The Pennsylvania Department of Revenue announced this week it has collected $25 million in back taxes after it posted names of delinquents taxpayers on the Internet.
The program of public shame is in its first year, but it's paying off big dividends, as several hundred business owner and individuals have coughed up money the state claims they owe.
You would think the threat of losing your property or heading off the jail was incentive enough to pay the taxman.
Since the list was posted in April 2006, 141 of the 321 businesses that have appeared on the tax delinquent list have been removed from the site because they either paid their taxes in full or committed to a deferred payment plan. The list now includes a total of 258 businesses that owe sales and/or employer withholding taxes.
"The tax delinquent Web site has proven to be an effective tool to collect unpaid taxes from businesses that previously ignored Revenue Department efforts," Department of Revenue Secretary Thomas W. Wolf said in a press release. "Businesses collect sales and employer withholding taxes from their customers and employees. It's unfair for some businesses to keep that money."
Seventy-eight new names have been added to the list this month, according to Department of Revenue officials.
The complete PA Tax Delinquent List is available on the Department of Revenue's Web site at http://www.revenue.state.pa.us.
Among the 78 new delinquent taxpayers added to the list are: Robert E. Jackson Jr. dba Jackson's Automotive, Camp Hill, Cumberland County, who owes $197,817.39; Hometown Pizza Laundromat and Car Wash, Rockwood, Somerset County ($13,858.26); Sean P. Higgins dba Keystone Acoustics, Ottsville, Bucks County ($45,092.82); Acumark Inc., Pittston, Luzerne County ($129.711.93); Joseph C. McKnight dba McKnight's Auction, Mercer, Mercer County ($40,793.86); and David McHenry dba McHenry's Garage, Marysville, Perry County ($9,988.53).
Businesses and individuals listed on the Web site are contacted by the department and given one final chance to make payment arrangements before appearing on the list, Wolf said.
The prospect of appearing on the list has helped convince delinquent taxpayers to pay $25.05 million and enter into deferred payment plans for an additional $17.54 million in previously unpaid taxes, according to the Department of Revenue.
Other states have found that the threat of public exposure can be a powerful tax collection incentive. At least 20 other states, including Maryland, New Jersey and Virginia, use Internet lists to help collect unpaid taxes.
Information on the Web site is public as a result of a lien filed by the Revenue Department. The liens are recorded in the county prothonotary's office where the person lives or does business. The amounts listed on the Web site represent the original liens.

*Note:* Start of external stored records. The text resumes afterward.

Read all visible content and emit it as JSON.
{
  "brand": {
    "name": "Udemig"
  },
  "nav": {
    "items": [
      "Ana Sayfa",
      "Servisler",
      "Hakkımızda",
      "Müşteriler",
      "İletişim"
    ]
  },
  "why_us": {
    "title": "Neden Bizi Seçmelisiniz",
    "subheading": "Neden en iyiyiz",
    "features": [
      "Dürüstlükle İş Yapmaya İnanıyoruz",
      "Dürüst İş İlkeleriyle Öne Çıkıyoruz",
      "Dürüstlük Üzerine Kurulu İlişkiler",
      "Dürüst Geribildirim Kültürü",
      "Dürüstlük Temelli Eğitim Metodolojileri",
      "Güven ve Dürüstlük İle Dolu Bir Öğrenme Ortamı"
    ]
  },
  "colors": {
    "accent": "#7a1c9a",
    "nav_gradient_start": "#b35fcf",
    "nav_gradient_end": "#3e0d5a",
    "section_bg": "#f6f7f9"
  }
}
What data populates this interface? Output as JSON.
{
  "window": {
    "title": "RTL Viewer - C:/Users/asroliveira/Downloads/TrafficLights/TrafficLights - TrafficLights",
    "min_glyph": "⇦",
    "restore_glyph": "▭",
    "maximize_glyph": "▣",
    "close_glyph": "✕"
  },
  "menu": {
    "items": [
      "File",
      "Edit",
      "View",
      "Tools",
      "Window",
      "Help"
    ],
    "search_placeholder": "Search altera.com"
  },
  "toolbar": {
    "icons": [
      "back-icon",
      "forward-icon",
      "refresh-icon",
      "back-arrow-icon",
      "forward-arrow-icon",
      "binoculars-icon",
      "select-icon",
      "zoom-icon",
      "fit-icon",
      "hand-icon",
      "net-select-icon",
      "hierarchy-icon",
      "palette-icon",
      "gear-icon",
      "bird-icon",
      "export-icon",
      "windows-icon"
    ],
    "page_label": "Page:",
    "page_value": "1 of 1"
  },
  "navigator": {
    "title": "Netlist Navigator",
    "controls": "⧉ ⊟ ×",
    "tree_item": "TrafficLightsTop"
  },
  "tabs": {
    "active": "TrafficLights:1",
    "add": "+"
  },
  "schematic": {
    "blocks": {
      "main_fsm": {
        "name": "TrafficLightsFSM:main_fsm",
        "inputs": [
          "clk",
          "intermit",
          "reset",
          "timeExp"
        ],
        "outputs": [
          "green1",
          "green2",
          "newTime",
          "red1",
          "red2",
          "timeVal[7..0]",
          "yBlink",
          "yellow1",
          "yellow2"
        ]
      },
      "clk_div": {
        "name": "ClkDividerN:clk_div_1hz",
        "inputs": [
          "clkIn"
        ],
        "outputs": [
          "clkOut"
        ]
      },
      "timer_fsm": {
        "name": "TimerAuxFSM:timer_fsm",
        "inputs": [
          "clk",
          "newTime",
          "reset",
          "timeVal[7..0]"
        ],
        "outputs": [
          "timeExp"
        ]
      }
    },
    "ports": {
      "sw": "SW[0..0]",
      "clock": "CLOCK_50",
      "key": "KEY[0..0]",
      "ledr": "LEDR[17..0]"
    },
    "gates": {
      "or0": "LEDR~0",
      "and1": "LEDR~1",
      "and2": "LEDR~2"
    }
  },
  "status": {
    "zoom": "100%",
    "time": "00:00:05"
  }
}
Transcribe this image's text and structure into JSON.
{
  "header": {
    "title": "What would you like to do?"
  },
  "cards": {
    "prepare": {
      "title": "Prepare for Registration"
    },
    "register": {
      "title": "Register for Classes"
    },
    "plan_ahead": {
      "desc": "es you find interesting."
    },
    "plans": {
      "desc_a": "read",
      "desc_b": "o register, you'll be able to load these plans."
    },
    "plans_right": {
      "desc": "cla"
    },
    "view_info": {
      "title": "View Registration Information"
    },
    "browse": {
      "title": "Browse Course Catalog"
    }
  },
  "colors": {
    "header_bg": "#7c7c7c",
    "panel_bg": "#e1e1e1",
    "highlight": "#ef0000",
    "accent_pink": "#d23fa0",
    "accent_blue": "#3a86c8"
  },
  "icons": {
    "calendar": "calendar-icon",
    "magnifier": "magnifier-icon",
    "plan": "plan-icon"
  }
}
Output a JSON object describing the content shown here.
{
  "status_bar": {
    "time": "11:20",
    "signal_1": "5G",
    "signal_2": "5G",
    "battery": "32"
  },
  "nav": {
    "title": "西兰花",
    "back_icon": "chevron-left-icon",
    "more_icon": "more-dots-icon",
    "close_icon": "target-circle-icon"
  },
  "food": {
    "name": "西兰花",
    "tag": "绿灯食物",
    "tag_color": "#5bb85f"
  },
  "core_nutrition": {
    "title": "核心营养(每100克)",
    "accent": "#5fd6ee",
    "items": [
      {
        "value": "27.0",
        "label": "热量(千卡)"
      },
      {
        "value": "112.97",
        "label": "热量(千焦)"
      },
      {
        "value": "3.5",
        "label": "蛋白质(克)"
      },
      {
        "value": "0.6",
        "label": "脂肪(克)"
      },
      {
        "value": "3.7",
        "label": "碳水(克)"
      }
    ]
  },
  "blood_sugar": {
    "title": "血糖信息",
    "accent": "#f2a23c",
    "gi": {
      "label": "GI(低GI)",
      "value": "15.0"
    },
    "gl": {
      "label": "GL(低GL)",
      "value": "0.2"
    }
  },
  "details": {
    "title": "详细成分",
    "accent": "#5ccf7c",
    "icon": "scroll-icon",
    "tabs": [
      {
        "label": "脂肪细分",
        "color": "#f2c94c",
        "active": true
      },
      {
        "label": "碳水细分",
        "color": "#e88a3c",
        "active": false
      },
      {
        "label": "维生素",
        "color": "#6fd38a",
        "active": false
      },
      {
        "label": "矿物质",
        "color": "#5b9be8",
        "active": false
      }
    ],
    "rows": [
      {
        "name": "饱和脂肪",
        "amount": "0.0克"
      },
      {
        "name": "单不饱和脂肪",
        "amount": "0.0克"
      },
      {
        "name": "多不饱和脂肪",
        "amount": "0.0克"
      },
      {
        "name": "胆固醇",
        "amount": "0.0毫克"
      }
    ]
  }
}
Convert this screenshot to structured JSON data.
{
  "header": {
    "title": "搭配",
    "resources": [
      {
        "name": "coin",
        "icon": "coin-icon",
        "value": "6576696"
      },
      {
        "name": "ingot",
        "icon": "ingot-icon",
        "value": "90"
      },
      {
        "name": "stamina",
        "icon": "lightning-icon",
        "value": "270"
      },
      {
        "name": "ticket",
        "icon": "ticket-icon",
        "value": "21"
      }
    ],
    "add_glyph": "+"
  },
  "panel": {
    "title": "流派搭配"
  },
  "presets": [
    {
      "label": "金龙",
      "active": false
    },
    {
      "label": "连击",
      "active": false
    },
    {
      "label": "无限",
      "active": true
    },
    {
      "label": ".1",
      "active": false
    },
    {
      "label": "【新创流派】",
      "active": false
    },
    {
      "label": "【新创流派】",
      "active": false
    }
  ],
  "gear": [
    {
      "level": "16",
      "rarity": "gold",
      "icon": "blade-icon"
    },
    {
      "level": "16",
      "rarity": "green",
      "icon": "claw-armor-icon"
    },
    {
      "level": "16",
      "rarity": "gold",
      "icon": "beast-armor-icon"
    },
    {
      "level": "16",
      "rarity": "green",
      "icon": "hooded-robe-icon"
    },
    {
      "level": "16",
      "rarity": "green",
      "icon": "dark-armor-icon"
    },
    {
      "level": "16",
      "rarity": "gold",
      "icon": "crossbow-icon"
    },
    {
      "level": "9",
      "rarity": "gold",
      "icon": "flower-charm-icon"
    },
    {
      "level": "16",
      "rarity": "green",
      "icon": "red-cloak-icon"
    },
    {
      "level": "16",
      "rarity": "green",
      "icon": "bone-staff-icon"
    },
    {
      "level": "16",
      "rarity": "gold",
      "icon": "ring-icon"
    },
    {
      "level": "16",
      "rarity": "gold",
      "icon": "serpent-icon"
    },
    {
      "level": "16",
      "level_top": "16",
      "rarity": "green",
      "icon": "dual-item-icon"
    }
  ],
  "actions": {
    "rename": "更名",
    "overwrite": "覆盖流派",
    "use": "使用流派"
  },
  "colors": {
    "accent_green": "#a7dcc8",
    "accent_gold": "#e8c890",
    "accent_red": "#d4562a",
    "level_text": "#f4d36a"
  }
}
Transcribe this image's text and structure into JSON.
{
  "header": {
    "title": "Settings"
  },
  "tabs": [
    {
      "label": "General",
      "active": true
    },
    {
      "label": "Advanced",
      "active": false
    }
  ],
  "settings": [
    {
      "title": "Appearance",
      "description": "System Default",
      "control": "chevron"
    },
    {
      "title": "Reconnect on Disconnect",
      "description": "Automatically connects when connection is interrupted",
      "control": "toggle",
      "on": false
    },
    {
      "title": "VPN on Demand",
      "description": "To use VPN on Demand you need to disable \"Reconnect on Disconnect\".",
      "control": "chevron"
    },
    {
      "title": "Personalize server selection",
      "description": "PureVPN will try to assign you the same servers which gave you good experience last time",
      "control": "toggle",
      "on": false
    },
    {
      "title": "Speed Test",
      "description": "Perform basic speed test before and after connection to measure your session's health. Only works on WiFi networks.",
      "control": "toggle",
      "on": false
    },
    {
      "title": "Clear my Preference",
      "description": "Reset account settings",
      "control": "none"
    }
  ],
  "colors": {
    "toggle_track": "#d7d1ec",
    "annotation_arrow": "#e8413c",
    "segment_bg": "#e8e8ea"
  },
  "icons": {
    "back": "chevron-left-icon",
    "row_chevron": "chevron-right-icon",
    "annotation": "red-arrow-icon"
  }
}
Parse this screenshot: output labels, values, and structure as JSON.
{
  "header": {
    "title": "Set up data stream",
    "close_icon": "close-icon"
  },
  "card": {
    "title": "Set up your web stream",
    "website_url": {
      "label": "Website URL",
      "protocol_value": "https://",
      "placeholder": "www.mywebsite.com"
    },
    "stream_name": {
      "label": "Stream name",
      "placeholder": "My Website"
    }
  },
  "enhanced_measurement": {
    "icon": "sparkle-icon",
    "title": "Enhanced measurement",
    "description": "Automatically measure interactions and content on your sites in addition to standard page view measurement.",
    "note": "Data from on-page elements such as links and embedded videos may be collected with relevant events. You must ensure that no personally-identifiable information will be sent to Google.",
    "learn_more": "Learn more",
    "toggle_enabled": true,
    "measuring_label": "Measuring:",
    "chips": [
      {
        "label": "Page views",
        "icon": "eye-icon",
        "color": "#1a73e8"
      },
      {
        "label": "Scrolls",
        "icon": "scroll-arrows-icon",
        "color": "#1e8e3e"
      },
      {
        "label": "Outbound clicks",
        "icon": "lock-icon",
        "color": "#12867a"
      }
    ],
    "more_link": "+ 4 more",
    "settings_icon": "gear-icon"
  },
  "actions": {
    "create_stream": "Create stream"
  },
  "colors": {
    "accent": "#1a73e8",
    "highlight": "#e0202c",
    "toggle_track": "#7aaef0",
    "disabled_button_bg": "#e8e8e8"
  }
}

The current amount of tax due may differ from the amount listed on the site because of partial payments and/or the accrual of additional interest since the tax lien was filed.
The Web site is updated monthly, and delinquent taxpayers who resolve their tax liabilities are removed from the site each month, according to Wolf’s release.